__Work required__.
Nothing but the pictures gets dropped; retype every entry exactly.

[Records drawn from a dataset]
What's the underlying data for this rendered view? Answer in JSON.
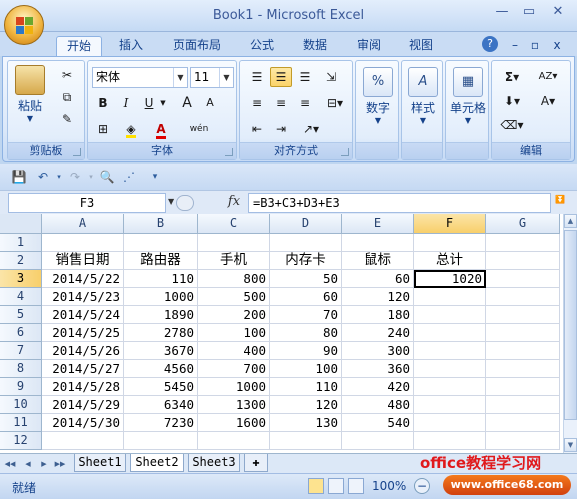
{
  "window": {
    "title": "Book1 - Microsoft Excel",
    "minimize": "—",
    "restore": "▭",
    "close": "✕"
  },
  "tabs": [
    "开始",
    "插入",
    "页面布局",
    "公式",
    "数据",
    "审阅",
    "视图"
  ],
  "tab_right_icons": {
    "help": "?",
    "min": "–",
    "restore": "▫",
    "close": "x"
  },
  "ribbon": {
    "clipboard": {
      "label": "剪贴板",
      "paste": "粘贴"
    },
    "font": {
      "label": "字体",
      "name": "宋体",
      "size": "11",
      "bold": "B",
      "italic": "I",
      "underline": "U",
      "grow": "A",
      "shrink": "A",
      "color_letter": "A",
      "phonetic": "wén"
    },
    "alignment": {
      "label": "对齐方式"
    },
    "number": {
      "label": "",
      "button": "数字",
      "icon_text": "%"
    },
    "styles": {
      "button": "样式",
      "icon_text": "A"
    },
    "cells": {
      "button": "单元格"
    },
    "editing": {
      "label": "编辑",
      "sum": "Σ",
      "sort": "AZ",
      "find": "A"
    }
  },
  "formula_bar": {
    "name_box": "F3",
    "fx": "fx",
    "formula": "=B3+C3+D3+E3"
  },
  "columns": [
    "A",
    "B",
    "C",
    "D",
    "E",
    "F",
    "G"
  ],
  "rows": [
    "1",
    "2",
    "3",
    "4",
    "5",
    "6",
    "7",
    "8",
    "9",
    "10",
    "11",
    "12"
  ],
  "headers": [
    "销售日期",
    "路由器",
    "手机",
    "内存卡",
    "鼠标",
    "总计"
  ],
  "data": [
    [
      "2014/5/22",
      "110",
      "800",
      "50",
      "60",
      "1020"
    ],
    [
      "2014/5/23",
      "1000",
      "500",
      "60",
      "120",
      ""
    ],
    [
      "2014/5/24",
      "1890",
      "200",
      "70",
      "180",
      ""
    ],
    [
      "2014/5/25",
      "2780",
      "100",
      "80",
      "240",
      ""
    ],
    [
      "2014/5/26",
      "3670",
      "400",
      "90",
      "300",
      ""
    ],
    [
      "2014/5/27",
      "4560",
      "700",
      "100",
      "360",
      ""
    ],
    [
      "2014/5/28",
      "5450",
      "1000",
      "110",
      "420",
      ""
    ],
    [
      "2014/5/29",
      "6340",
      "1300",
      "120",
      "480",
      ""
    ],
    [
      "2014/5/30",
      "7230",
      "1600",
      "130",
      "540",
      ""
    ]
  ],
  "active_cell": "F3",
  "sheets": [
    "Sheet1",
    "Sheet2",
    "Sheet3"
  ],
  "active_sheet": "Sheet2",
  "status": {
    "ready": "就绪",
    "zoom": "100%"
  },
  "watermark": {
    "line1": "office教程学习网",
    "line2": "www.office68.com"
  },
  "colors": {
    "accent": "#15428b",
    "active_tab_bg": "#f4f8fe",
    "selected_header": "#f8cf6b"
  }
}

__Response to this task__.
What's the underlying data for this rendered view? Answer in JSON.
{
  "window": {
    "title": "Book1 - Microsoft Excel",
    "minimize": "—",
    "restore": "▭",
    "close": "✕"
  },
  "tabs": [
    "开始",
    "插入",
    "页面布局",
    "公式",
    "数据",
    "审阅",
    "视图"
  ],
  "tab_right_icons": {
    "help": "?",
    "min": "–",
    "restore": "▫",
    "close": "x"
  },
  "ribbon": {
    "clipboard": {
      "label": "剪贴板",
      "paste": "粘贴"
    },
    "font": {
      "label": "字体",
      "name": "宋体",
      "size": "11",
      "bold": "B",
      "italic": "I",
      "underline": "U",
      "grow": "A",
      "shrink": "A",
      "color_letter": "A",
      "phonetic": "wén"
    },
    "alignment": {
      "label": "对齐方式"
    },
    "number": {
      "label": "",
      "button": "数字",
      "icon_text": "%"
    },
    "styles": {
      "button": "样式",
      "icon_text": "A"
    },
    "cells": {
      "button": "单元格"
    },
    "editing": {
      "label": "编辑",
      "sum": "Σ",
      "sort": "AZ",
      "find": "A"
    }
  },
  "formula_bar": {
    "name_box": "F3",
    "fx": "fx",
    "formula": "=B3+C3+D3+E3"
  },
  "columns": [
    "A",
    "B",
    "C",
    "D",
    "E",
    "F",
    "G"
  ],
  "rows": [
    "1",
    "2",
    "3",
    "4",
    "5",
    "6",
    "7",
    "8",
    "9",
    "10",
    "11",
    "12"
  ],
  "headers": [
    "销售日期",
    "路由器",
    "手机",
    "内存卡",
    "鼠标",
    "总计"
  ],
  "data": [
    [
      "2014/5/22",
      "110",
      "800",
      "50",
      "60",
      "1020"
    ],
    [
      "2014/5/23",
      "1000",
      "500",
      "60",
      "120",
      ""
    ],
    [
      "2014/5/24",
      "1890",
      "200",
      "70",
      "180",
      ""
    ],
    [
      "2014/5/25",
      "2780",
      "100",
      "80",
      "240",
      ""
    ],
    [
      "2014/5/26",
      "3670",
      "400",
      "90",
      "300",
      ""
    ],
    [
      "2014/5/27",
      "4560",
      "700",
      "100",
      "360",
      ""
    ],
    [
      "2014/5/28",
      "5450",
      "1000",
      "110",
      "420",
      ""
    ],
    [
      "2014/5/29",
      "6340",
      "1300",
      "120",
      "480",
      ""
    ],
    [
      "2014/5/30",
      "7230",
      "1600",
      "130",
      "540",
      ""
    ]
  ],
  "active_cell": "F3",
  "sheets": [
    "Sheet1",
    "Sheet2",
    "Sheet3"
  ],
  "active_sheet": "Sheet2",
  "status": {
    "ready": "就绪",
    "zoom": "100%"
  },
  "watermark": {
    "line1": "office教程学习网",
    "line2": "www.office68.com"
  },
  "colors": {
    "accent": "#15428b",
    "active_tab_bg": "#f4f8fe",
    "selected_header": "#f8cf6b"
  }
}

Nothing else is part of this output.